|June 7, 2013|
|Horror, Science Fiction, Thriller
Rated R for strong disturbing violence and some language
Remember that horror film with a vibe much like “The Strangers”, a genius marketing plan using billboards and radio advertisements that look and sound like public service announcements, and some real potential. Yeah, me too. It was called “The Purge” and like the blood-lusting lunatics grinning through their masks, this film left all of that potential at the front door.
Don’t get me wrong, director James DeMonaco does produce some tense and thrilling moments, with a genius scheme of locking a threat inside with the innocent family while another threat tries to break in. Complete the scene with a shaky camera, dark hallways, and terrified faces and you’ve made yourself an enjoyable horror film. Also having familiar faces like Lena Headey and Ethan Hawke for audiences to latch onto helps keep things interesting, not to mention Adelaide Kane is stunning and Rhys Wakefield has a huge future playing villains with that chiseled face and huge smile.
Where “The Purge” becomes bothersome is in its poor plot structure, weak character development, and barrage of social and political commentaries. Almost the entire film is set-up. We meet our characters, we are introduced to the world that they live in and the rules that they follow including the doozy, once a year allowing 12 hours of uninterrupted mayhem where even murder becomes legal. Once we finally get to the action, it’s over before we can even appreciate it. Also, the characters remain weak, especially the son (Max Burkholder) whose wishy-washy questions and blank stares do the film no favors. Most horror films succeed when they stand for something, alluding to an issue, no matter how vaguely or metaphorically, and making a statement that can be interpreted.

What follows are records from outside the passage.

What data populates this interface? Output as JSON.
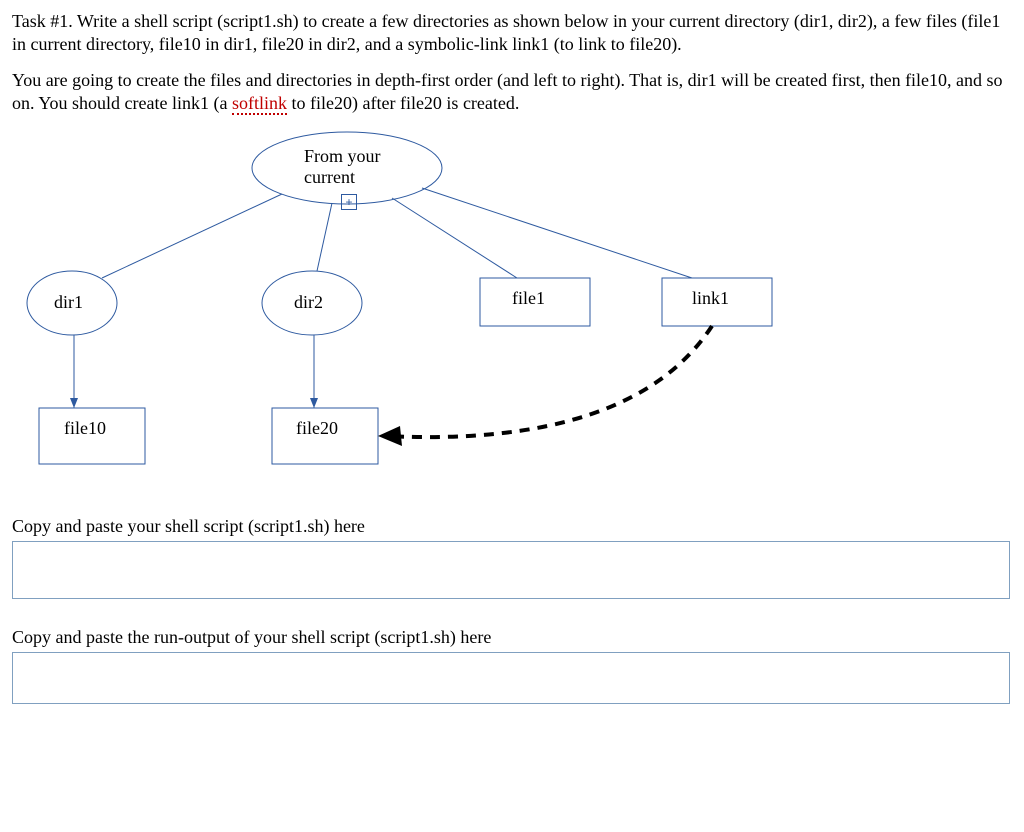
{
  "task": {
    "p1": "Task #1. Write a shell script (script1.sh) to create a few directories as shown below in your current directory (dir1, dir2), a few files (file1 in current directory, file10 in dir1, file20 in dir2, and a symbolic-link link1 (to link to file20).",
    "p2a": "You are going to create the files and directories in depth-first order (and left to right). That is, dir1 will be created first, then file10, and so on. You should create link1 (a ",
    "softlink": "softlink",
    "p2b": " to file20) after file20 is created."
  },
  "diagram": {
    "root_line1": "From your",
    "root_line2": "current",
    "dir1": "dir1",
    "dir2": "dir2",
    "file1": "file1",
    "link1": "link1",
    "file10": "file10",
    "file20": "file20"
  },
  "prompts": {
    "script": "Copy and paste your shell script (script1.sh) here",
    "output": "Copy and paste the run-output of your shell script (script1.sh) here"
  }
}
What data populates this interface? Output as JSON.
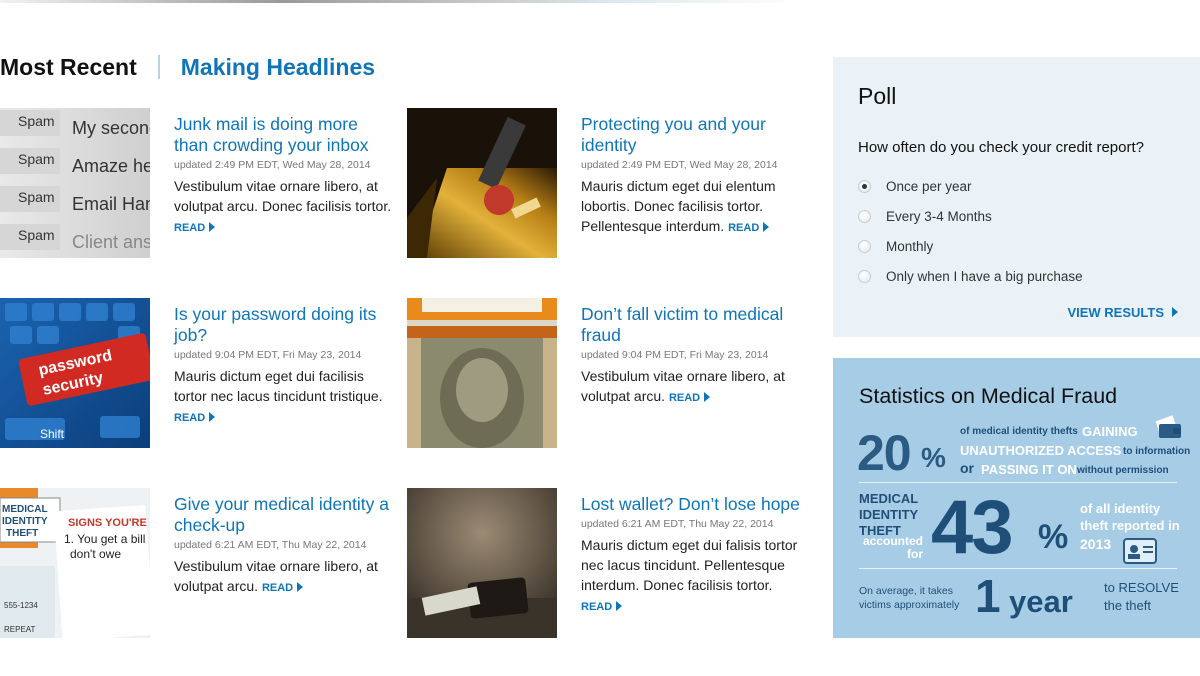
{
  "tabs": {
    "most_recent": "Most Recent",
    "making_headlines": "Making Headlines"
  },
  "articles": [
    {
      "title": "Junk mail is doing more than crowding your inbox",
      "date": "updated 2:49 PM EDT, Wed May 28, 2014",
      "body": "Vestibulum vitae ornare libero, at volutpat arcu. Donec facilisis tortor.",
      "read": "READ",
      "image": {
        "words": [
          "Spam",
          "My second",
          "Spam",
          "Amaze her",
          "Spam",
          "Email Hand",
          "Spam",
          "Client answ"
        ]
      }
    },
    {
      "title": "Protecting you and your identity",
      "date": "updated 2:49 PM EDT, Wed May 28, 2014",
      "body": "Mauris dictum eget dui elentum lobortis. Donec facilisis tortor. Pellentesque interdum.",
      "read": "READ",
      "image": {
        "text": ""
      }
    },
    {
      "title": "Is your password doing its job?",
      "date": "updated 9:04 PM EDT, Fri May 23, 2014",
      "body": "Mauris dictum eget dui facilisis tortor nec lacus tincidunt tristique.",
      "read": "READ",
      "image": {
        "key_top": "password",
        "key_bottom": "security",
        "shift": "Shift"
      }
    },
    {
      "title": "Don’t fall victim to medical fraud",
      "date": "updated 9:04 PM EDT, Fri May 23, 2014",
      "body": "Vestibulum vitae ornare libero, at volutpat arcu.",
      "read": "READ",
      "image": {
        "text": ""
      }
    },
    {
      "title": "Give your medical identity a check-up",
      "date": "updated 6:21 AM EDT, Thu May 22, 2014",
      "body": "Vestibulum vitae ornare libero, at volutpat arcu.",
      "read": "READ",
      "image": {
        "label1": "MEDICAL",
        "label2": "IDENTITY",
        "label3": "THEFT",
        "sign": "SIGNS YOU'RE A",
        "note1": "1. You get a bill",
        "note2": "don't owe",
        "num": "555-1234",
        "repeat": "REPEAT"
      }
    },
    {
      "title": "Lost wallet? Don’t lose hope",
      "date": "updated 6:21 AM EDT, Thu May 22, 2014",
      "body": "Mauris dictum eget dui falisis tortor nec lacus tincidunt. Pellentesque interdum. Donec facilisis tortor.",
      "read": "READ",
      "image": {
        "text": ""
      }
    }
  ],
  "poll": {
    "title": "Poll",
    "question": "How often do you check your credit report?",
    "options": [
      "Once per year",
      "Every 3-4 Months",
      "Monthly",
      "Only when I have a big purchase"
    ],
    "selected": 0,
    "view_results": "VIEW RESULTS"
  },
  "stats": {
    "title": "Statistics on Medical Fraud",
    "stat1": {
      "big": "20",
      "pct": "%",
      "line1": "of medical identity thefts",
      "gaining": "GAINING",
      "unauthorized": "UNAUTHORIZED ACCESS",
      "to_info": "to information",
      "or": "or",
      "passing": "PASSING IT ON",
      "without": "without permission"
    },
    "stat2": {
      "label1": "MEDICAL",
      "label2": "IDENTITY",
      "label3": "THEFT",
      "accounted": "accounted",
      "for": "for",
      "big": "43",
      "pct": "%",
      "right1": "of all identity",
      "right2": "theft reported in",
      "year": "2013"
    },
    "stat3": {
      "left1": "On average, it takes",
      "left2": "victims approximately",
      "big": "1",
      "unit": "year",
      "right1": "to RESOLVE",
      "right2": "the theft"
    }
  },
  "colors": {
    "link": "#0f75b8",
    "poll_bg": "#eaf2f7",
    "stats_bg": "#a7cde6",
    "stats_dark": "#1f4f79"
  }
}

“The Purge” slaps you across the face with these commentaries constantly and unabashed. Needless to say, most people walking into the theater to see this film knew what “The Purge” was from the ads, so spending nearly half of the film setting up the premise was ill-advised and unnecessary, leaving little room for the action to play out. Had the film stuck to the creepy, sadistic nature that everyone loved in “The Strangers” and this could have been a success. Instead, it is a standard thriller with very little else to offer.